Mattis: No Change on Women in Combat Jobs

Mattis: No Change on Women in Combat Jobs

Photo by: U.S. Army

Jan. 13, 2017

Retired Marine Corps Gen. James Mattis says if confirmed as President-elect Donald Trump’s secretary of defense, he would take no actions to roll back policy changes allowing women to serve in combat jobs as long as they meet all standards for those assignments.

In the past, Mattis has questioned the wisdom of assigning women to the military’s most physically demanding combat positions and units. But during his Jan. 12 confirmation hearing before the Senate Armed Services Committee, he said: “The standards are the standards. When people meet the standards, that’s the end of the discussion.”

“Somewhere north of 15 percent of our force is made up of women,” he said. “The reason we’re able to maintain an all-volunteer force with very high recruiting standards is because we go to males and females. That human capital … where they can serve best, that’s where they go.”

Mattis noted that during his days as a Marine division commander, hundreds of women served in his unit.

The bottom line, he said, is “military readiness, what we can do in that regard.

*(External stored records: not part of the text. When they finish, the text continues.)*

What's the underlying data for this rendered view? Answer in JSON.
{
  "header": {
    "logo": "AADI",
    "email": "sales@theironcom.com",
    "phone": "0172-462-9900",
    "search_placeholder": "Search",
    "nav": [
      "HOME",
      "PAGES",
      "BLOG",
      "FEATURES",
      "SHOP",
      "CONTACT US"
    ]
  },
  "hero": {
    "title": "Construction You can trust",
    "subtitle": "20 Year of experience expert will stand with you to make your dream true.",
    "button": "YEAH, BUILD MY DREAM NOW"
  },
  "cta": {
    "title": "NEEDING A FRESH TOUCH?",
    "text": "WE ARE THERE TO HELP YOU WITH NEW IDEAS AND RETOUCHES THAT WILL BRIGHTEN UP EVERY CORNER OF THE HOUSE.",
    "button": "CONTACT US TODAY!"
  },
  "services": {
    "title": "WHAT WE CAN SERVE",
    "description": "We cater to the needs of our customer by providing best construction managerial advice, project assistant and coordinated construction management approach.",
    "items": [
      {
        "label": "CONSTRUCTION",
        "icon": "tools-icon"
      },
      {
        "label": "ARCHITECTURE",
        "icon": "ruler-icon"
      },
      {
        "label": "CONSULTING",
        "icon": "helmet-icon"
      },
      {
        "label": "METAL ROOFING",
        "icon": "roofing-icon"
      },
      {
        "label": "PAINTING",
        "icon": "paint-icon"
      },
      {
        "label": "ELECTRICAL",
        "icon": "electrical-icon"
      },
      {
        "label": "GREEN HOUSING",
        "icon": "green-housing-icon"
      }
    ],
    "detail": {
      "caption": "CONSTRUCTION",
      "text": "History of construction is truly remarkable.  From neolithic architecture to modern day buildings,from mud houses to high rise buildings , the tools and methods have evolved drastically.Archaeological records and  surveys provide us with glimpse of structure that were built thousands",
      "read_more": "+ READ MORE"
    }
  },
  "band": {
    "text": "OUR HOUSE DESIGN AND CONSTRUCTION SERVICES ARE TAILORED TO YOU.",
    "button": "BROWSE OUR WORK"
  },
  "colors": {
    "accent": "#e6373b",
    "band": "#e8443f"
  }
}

I have no plan to oppose women in any aspect of our military.”

The Defense Department lifted all gender-based restrictions on military service one year ago, effectively opening to women about 220,000 jobs, or about 10 percent of the positions in the total active and reserve forces across the military.

To be confirmed, Mattis will need 60 Senate votes to gain approval of a one-time exception to a law that prevents recently retired military officers from serving as defense secretary. Trump’s other Cabinet nominees require a simple majority of 51 votes.